Tally the lines of the listing below in which the string "localhost" occurs, and give the tally alone.

---------------

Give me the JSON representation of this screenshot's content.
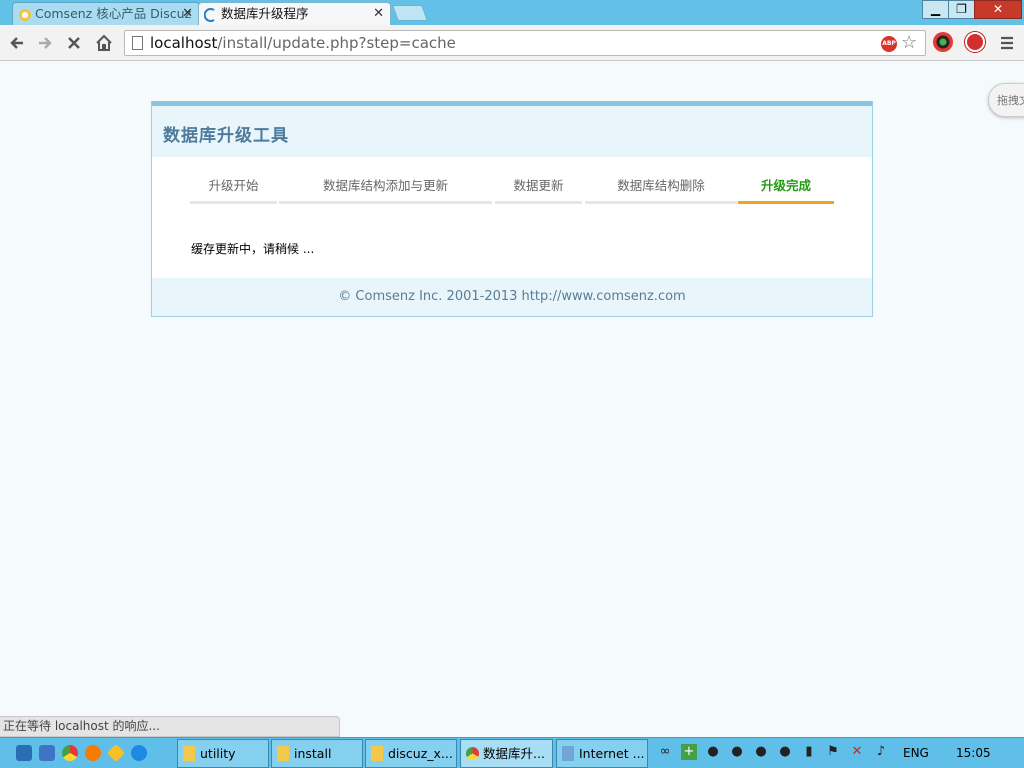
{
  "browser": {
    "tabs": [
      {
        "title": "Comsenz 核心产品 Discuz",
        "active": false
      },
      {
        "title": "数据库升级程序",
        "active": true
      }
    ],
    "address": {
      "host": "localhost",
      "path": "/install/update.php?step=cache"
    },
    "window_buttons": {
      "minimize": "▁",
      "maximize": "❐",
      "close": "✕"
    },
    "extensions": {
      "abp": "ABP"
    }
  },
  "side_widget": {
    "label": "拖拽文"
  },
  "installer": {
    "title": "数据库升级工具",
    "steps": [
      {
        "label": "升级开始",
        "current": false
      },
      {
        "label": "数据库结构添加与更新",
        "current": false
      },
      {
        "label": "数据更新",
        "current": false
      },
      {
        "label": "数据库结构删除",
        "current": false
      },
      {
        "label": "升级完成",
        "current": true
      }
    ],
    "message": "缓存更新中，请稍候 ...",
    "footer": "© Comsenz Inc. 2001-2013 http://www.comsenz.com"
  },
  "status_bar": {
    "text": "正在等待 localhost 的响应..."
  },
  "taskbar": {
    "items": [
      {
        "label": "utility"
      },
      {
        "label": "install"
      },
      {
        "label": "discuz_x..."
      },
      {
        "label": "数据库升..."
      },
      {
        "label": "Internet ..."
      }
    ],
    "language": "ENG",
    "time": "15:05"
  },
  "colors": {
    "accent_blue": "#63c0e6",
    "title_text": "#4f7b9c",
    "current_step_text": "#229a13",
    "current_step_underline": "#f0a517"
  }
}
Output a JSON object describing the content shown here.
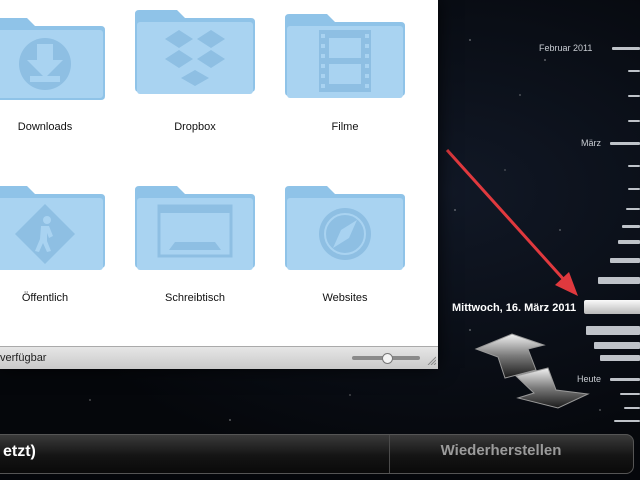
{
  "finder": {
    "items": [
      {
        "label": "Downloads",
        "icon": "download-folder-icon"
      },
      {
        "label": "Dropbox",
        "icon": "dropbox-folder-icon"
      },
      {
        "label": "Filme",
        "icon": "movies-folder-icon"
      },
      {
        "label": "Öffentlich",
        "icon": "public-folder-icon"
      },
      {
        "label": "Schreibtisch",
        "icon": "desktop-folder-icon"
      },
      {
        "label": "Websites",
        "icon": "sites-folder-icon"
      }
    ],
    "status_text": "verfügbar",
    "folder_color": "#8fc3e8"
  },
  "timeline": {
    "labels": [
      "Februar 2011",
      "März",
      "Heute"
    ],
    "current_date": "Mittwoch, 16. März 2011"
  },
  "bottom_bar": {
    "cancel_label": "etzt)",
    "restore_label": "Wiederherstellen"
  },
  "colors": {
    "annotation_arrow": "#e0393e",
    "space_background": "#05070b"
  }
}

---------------

▶ **Your response**
2